Problem description: Report how many lines in the records below contain the word "Specifications". Give only the number.

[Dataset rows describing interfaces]
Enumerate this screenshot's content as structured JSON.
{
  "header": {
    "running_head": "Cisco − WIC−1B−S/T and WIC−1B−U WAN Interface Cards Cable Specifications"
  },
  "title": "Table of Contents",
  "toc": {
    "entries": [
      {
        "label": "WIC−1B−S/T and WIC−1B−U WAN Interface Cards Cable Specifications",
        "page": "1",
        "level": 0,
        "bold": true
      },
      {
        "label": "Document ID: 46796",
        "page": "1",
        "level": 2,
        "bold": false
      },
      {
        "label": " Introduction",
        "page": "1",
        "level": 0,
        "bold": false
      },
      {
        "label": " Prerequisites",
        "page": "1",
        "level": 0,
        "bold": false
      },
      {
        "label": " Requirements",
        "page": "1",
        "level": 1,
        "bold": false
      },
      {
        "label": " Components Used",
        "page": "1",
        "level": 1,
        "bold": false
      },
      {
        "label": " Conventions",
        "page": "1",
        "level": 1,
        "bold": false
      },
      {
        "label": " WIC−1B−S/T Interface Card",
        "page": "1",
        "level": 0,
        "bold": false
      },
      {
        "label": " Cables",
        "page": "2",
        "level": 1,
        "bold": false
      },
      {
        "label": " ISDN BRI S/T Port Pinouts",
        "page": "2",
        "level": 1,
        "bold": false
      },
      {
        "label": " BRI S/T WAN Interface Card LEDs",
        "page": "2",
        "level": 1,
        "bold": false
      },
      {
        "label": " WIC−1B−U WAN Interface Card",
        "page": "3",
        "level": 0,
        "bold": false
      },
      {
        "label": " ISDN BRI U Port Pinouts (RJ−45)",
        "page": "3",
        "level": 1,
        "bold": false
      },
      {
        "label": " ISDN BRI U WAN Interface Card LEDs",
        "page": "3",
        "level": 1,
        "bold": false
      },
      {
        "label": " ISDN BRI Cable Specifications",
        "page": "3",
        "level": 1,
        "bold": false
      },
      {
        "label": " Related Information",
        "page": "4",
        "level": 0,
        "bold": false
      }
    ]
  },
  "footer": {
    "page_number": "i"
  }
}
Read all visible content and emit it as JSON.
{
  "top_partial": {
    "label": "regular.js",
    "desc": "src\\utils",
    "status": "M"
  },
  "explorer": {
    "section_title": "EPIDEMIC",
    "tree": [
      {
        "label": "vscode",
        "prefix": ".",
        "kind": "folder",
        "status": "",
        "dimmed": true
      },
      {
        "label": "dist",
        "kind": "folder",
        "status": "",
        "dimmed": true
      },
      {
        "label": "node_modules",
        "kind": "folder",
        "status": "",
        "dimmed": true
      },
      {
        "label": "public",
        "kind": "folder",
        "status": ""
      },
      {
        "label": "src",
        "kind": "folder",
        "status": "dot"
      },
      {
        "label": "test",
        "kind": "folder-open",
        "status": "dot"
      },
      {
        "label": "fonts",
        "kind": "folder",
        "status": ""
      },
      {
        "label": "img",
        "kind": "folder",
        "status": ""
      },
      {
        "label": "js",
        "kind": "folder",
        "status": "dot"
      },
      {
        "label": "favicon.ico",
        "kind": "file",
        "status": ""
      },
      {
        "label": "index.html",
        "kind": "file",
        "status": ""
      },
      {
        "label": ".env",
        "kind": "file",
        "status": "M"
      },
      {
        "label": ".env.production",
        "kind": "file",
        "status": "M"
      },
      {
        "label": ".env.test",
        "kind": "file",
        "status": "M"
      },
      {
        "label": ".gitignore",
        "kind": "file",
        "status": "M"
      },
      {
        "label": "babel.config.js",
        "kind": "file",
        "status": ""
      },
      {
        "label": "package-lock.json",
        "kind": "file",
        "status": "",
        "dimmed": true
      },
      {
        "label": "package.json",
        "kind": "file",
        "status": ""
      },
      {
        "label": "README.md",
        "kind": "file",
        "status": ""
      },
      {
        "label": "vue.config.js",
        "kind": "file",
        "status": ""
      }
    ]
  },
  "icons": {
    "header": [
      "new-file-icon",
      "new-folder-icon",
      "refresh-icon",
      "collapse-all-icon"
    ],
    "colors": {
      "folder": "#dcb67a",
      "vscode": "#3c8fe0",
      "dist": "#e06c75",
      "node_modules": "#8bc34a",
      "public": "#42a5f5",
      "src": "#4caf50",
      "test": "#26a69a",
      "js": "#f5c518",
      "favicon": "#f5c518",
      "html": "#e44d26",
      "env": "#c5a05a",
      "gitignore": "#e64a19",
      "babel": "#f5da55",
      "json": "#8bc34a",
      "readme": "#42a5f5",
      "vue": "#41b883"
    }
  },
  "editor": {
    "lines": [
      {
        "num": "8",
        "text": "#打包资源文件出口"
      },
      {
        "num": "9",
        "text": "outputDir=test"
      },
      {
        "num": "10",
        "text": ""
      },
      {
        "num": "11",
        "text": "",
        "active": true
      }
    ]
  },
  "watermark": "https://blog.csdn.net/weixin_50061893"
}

Answer box: 3